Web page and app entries

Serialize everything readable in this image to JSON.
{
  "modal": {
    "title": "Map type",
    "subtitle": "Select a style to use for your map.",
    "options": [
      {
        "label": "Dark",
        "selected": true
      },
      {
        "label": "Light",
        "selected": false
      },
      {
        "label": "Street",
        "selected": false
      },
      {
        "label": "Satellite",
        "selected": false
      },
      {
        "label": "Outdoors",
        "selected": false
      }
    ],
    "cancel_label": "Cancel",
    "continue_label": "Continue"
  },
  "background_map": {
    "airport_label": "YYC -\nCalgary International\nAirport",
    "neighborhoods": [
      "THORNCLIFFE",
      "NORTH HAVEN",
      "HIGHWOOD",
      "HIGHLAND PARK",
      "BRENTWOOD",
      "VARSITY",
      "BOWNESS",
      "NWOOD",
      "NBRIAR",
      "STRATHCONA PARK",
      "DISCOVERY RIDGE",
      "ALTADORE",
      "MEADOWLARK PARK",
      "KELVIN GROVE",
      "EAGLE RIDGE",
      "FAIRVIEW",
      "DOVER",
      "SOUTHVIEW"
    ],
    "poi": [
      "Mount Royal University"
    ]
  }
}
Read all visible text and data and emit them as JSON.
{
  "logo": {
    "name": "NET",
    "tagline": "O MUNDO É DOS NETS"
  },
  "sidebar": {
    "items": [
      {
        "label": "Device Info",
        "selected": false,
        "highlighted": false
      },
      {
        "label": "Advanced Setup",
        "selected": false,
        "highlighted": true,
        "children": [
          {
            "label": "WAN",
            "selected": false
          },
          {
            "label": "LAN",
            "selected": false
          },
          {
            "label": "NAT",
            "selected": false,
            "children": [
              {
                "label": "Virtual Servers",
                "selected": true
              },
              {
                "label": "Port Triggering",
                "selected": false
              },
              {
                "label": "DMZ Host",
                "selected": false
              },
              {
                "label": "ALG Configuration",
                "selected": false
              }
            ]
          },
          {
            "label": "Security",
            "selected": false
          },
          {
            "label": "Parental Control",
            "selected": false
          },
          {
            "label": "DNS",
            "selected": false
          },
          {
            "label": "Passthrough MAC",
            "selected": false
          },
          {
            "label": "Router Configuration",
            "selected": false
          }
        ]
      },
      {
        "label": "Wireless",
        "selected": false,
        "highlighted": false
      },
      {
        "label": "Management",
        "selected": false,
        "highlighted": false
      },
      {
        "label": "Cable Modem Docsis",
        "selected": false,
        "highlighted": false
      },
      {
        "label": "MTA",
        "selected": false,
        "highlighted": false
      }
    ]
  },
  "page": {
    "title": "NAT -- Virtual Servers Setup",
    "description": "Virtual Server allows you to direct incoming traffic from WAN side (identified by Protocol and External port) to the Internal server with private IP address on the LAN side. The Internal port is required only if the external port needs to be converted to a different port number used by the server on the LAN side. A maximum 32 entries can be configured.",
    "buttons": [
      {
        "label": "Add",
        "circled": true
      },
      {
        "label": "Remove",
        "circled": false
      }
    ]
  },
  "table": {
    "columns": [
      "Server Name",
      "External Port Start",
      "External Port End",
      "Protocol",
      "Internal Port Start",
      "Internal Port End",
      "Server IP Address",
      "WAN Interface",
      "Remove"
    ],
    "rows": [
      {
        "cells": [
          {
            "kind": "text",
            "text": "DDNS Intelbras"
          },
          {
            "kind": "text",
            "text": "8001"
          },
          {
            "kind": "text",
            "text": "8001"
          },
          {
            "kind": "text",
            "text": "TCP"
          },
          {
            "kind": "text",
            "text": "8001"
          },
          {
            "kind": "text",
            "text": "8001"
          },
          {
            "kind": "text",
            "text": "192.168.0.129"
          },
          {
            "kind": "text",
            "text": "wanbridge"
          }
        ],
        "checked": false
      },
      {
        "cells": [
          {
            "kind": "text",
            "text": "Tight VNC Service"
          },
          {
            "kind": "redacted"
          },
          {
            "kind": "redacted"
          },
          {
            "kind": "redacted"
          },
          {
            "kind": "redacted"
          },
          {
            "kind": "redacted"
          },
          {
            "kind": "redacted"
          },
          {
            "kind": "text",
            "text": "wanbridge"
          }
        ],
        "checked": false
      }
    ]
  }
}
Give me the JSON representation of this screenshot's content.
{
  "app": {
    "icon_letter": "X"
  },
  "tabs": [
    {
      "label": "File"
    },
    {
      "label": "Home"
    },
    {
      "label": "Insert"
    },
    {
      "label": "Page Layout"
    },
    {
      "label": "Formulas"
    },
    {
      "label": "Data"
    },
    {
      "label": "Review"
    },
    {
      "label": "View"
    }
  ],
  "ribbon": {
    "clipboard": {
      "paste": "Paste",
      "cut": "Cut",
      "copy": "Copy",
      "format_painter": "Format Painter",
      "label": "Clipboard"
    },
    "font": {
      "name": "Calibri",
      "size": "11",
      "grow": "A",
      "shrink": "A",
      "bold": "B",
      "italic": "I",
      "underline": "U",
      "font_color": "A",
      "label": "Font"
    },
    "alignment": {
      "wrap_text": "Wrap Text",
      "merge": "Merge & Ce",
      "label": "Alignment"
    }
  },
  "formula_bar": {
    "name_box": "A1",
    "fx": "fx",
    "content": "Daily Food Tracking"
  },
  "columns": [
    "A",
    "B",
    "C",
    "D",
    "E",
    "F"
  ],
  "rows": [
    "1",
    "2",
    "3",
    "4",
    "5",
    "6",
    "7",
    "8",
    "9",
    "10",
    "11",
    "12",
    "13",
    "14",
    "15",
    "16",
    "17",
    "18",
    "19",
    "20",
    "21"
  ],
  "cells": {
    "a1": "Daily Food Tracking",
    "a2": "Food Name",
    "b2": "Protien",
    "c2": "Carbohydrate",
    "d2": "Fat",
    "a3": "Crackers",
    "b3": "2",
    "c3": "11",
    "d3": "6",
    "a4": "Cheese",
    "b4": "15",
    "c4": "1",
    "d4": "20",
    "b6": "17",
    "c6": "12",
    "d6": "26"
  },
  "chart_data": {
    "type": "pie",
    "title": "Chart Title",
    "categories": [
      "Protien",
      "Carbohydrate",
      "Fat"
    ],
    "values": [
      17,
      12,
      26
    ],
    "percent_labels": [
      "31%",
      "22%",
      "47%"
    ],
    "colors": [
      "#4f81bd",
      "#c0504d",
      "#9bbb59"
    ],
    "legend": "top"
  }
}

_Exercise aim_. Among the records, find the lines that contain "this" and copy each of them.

_Worked solution_.
Serialize everything readable in this image to JSON.
Give me the JSON representation of this screenshot's content.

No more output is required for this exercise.